The Funeral Detail

The Funeral Detail

In 1973 I was a young, newly made SP6 in the Army, stationed at Ft. Polk, LA. A 12 year veteran, I had served 5 years in Germany, and 1 in Viet Nam. The VN war was still hot and one of the duties which fell on soldiers from time to time was Funeral detail, consisting of seven soldiers for the firing squad, two flag folders, and a higher ranking soldier to command and present the flag to the dead soldier’s survivors.

On one such occasion, the funeral was for a Black soldier from a small town about 50 miles from Ft. Polk. The Army does not see soldiers in any color but green, so no effort was made to assign Black soldiers to the detail. Whoever was next on the First Sergeant’s duty roster was assigned. As usual, this detail was roughly half White, half Black. PVT Andrew Williams was a young, naive, white boy from rural Nebraska, whose first exposure to Black people was in Army basic training, where he was thoroughly intimidated by his Black Drill Sergeant.

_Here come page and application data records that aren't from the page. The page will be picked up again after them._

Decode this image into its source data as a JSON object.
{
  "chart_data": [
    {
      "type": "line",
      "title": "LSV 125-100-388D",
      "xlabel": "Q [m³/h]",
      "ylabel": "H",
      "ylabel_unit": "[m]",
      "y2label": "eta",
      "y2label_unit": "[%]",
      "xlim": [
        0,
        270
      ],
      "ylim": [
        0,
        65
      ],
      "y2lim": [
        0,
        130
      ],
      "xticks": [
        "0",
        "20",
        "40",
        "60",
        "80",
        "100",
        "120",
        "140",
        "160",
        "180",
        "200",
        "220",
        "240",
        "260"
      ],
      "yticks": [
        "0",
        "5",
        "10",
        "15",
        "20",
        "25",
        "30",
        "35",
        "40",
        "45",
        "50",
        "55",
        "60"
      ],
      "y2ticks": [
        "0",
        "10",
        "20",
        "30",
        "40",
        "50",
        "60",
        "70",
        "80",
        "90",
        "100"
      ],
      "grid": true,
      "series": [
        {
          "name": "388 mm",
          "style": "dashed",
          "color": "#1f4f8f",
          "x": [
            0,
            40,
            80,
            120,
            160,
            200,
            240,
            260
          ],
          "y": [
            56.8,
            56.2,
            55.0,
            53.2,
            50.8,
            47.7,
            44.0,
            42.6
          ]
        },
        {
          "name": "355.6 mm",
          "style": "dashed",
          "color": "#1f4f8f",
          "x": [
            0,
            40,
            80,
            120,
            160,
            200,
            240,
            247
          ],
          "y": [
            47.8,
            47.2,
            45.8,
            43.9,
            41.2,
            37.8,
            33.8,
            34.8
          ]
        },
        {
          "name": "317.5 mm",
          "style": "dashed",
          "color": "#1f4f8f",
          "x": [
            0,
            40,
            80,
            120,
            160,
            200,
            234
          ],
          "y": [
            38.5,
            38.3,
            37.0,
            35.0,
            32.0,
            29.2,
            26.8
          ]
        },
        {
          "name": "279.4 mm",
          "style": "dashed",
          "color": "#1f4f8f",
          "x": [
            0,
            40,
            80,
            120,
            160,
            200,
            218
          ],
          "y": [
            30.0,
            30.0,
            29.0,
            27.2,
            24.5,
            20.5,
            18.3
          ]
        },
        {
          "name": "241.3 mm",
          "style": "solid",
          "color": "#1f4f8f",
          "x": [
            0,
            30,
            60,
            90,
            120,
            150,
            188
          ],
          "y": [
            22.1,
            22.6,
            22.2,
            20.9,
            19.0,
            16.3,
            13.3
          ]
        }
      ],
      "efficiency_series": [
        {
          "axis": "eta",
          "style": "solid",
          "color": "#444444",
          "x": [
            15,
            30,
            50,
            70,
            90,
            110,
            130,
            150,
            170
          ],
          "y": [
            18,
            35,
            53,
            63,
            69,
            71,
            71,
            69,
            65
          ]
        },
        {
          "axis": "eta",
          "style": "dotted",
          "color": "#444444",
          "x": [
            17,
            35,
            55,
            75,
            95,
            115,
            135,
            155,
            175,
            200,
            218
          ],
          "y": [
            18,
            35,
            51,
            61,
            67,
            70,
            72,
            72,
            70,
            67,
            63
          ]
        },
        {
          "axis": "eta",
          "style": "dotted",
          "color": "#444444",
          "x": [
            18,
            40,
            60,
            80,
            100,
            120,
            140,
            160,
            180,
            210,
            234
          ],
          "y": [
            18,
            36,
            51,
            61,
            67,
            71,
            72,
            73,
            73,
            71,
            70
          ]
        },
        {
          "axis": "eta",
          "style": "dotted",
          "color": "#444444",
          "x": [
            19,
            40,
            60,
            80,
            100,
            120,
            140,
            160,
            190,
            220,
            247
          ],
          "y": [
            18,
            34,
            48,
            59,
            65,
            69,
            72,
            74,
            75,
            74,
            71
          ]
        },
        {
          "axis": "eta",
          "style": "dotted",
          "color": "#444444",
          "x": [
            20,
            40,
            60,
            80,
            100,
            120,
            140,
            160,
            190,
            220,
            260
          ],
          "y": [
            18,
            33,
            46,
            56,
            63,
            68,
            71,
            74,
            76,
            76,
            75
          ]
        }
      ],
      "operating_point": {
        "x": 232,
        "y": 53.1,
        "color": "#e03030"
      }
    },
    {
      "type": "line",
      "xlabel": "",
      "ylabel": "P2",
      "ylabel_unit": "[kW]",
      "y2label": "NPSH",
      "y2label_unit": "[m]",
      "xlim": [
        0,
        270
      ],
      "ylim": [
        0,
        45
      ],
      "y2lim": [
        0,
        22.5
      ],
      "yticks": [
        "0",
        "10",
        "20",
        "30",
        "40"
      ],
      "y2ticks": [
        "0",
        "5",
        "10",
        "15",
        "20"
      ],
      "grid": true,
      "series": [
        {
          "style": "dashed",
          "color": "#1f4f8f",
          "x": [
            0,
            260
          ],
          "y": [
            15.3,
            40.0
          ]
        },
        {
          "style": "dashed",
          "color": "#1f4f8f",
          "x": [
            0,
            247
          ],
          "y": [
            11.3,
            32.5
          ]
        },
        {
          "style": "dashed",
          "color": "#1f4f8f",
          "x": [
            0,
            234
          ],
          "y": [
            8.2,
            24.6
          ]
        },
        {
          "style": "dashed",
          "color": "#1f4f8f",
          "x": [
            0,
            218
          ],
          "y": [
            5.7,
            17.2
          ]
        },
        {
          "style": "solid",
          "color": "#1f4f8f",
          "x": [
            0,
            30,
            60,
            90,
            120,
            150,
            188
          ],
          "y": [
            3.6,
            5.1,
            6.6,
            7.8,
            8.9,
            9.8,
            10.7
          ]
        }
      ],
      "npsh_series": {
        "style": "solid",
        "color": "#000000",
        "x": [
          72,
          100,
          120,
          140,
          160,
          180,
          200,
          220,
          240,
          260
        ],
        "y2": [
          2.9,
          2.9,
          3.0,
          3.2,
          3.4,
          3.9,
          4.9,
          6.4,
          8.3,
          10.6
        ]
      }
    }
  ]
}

After the graveside service, the family invited the soldiers to come to their home and take part in the wake. There would be deep South food in abundance, and perhaps some adult beverages.

The dead soldier’s mother was a middle aged, motherly woman of ample girth. Seeing PVT Williams’ discomfort, she called him over, took his hands in hers, and asked, “Son, are you worried about being here with all these black boys?” Though he didn’t answer, his expression made it obvious that he was.

“Tell me, son, do you have any money on you?”, she asked.

“Yes Ma’am, I have about $200.00.”,he answered.

“ Oh, my God, son you better let me hold that for you, some of these niggas might try to take it away from you.”

So, PVT Williams gave his money to the kindly woman, who discretely stored it in her bosom.

He then enjoyed the next couple of hours eating the delicious food and even making friends with one of the fallen soldier’s brothers. When it came time to return to Ft. Polk, PVT Williams went to the kindly mother of the deceased.

“Ma’am, I have to leave now. May I have my money back?”, he asked.

She looked him straight in the eye, and with a look of concern, said “What money are you talking about, son?”.